**DATA EXTRACT:**
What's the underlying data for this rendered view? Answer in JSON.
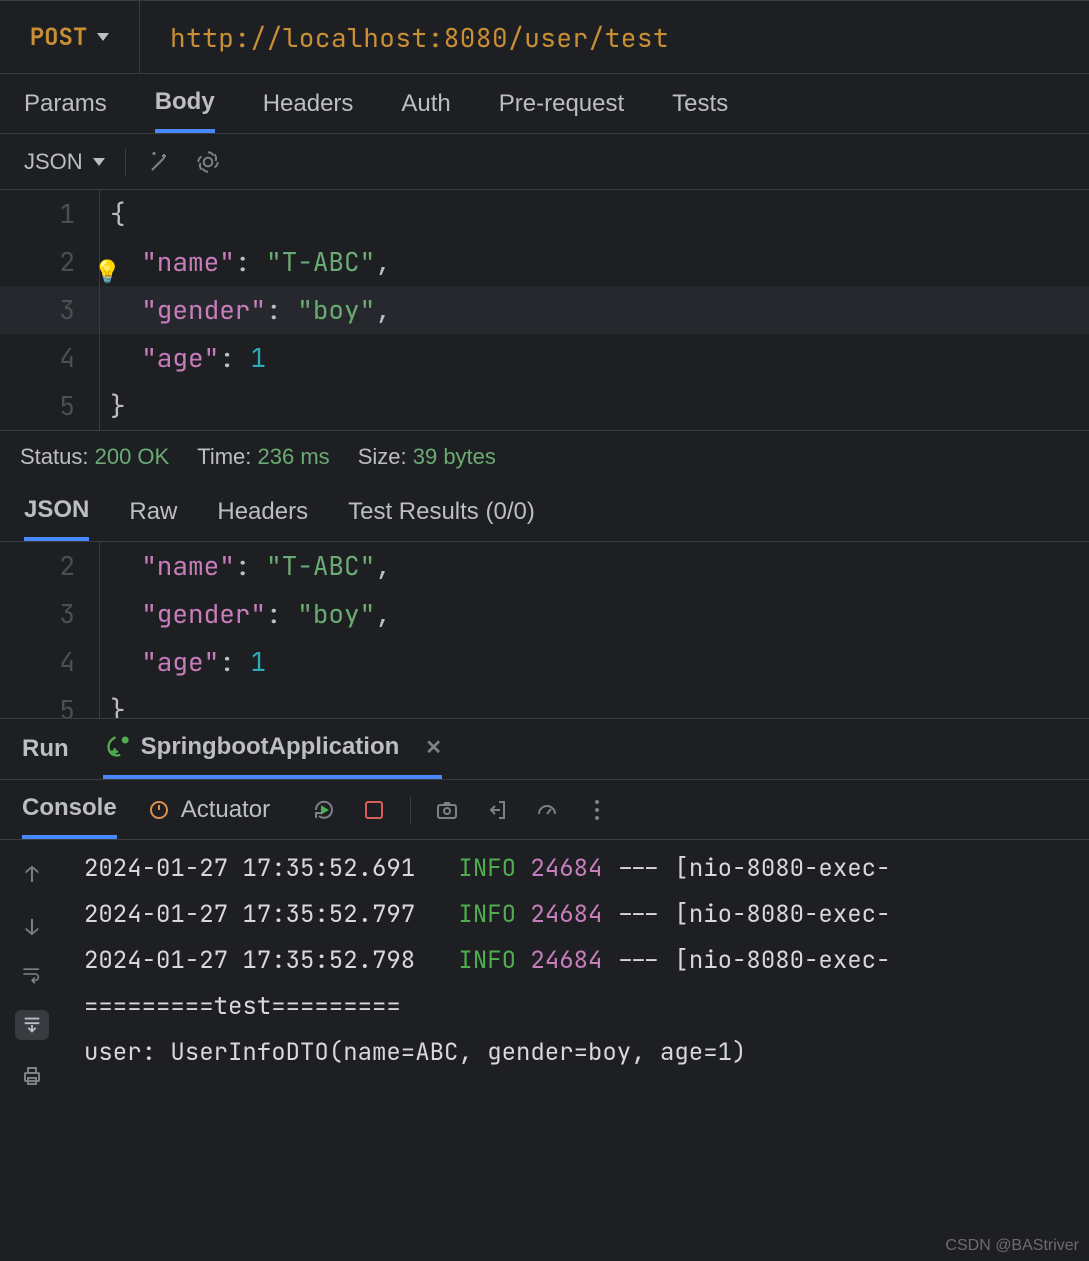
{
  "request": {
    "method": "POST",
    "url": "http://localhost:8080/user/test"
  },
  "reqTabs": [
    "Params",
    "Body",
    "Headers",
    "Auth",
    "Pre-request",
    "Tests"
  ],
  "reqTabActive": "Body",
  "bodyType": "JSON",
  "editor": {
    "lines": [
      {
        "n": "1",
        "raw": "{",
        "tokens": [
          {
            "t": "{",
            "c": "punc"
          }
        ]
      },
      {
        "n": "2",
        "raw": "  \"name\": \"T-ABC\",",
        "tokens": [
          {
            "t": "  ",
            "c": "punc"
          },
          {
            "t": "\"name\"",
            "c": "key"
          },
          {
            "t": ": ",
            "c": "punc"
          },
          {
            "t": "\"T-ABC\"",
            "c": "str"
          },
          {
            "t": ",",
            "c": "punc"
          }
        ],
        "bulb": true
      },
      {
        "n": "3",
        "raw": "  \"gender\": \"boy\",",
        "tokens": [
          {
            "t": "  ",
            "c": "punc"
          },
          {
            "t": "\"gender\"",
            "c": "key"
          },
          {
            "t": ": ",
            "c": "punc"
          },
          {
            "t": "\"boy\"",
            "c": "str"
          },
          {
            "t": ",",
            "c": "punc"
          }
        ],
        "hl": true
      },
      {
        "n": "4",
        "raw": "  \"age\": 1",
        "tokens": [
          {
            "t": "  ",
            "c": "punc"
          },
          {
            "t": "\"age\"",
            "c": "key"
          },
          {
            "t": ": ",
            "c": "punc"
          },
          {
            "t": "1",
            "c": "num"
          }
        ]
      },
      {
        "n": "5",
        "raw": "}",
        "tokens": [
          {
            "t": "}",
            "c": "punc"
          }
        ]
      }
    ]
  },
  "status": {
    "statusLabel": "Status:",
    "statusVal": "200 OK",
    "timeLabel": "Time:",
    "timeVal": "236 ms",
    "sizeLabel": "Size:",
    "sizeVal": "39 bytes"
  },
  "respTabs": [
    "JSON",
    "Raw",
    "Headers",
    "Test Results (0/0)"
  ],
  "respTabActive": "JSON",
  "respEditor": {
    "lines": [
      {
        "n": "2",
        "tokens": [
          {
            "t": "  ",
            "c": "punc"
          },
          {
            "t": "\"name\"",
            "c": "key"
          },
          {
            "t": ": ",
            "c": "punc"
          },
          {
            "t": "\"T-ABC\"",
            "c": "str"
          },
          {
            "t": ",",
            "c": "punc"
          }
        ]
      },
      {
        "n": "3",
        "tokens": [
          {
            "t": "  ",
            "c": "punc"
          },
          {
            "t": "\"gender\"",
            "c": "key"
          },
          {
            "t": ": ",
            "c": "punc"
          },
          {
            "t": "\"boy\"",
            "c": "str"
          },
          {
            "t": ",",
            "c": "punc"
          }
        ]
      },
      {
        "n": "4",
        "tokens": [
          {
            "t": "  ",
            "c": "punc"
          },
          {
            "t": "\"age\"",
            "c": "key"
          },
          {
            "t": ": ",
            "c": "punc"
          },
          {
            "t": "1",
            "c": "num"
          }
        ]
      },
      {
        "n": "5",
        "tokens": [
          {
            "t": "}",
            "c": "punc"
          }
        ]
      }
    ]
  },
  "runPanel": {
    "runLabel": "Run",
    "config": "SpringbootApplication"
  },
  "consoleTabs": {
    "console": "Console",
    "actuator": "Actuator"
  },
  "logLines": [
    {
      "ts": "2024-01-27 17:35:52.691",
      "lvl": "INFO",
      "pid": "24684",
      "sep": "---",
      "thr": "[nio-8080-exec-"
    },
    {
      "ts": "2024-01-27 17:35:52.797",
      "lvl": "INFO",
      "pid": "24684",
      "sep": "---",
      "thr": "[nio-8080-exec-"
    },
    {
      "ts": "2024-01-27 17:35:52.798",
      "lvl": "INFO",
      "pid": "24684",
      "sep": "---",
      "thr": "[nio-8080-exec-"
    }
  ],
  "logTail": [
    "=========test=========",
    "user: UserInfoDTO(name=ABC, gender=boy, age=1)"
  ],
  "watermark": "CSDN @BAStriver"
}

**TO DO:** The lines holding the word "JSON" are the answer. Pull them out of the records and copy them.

**RESPONSE:**
What's the underlying data for this rendered view? Answer in JSON.
  "bodyType": "JSON",
    "JSON",
  "respTabActive": "JSON",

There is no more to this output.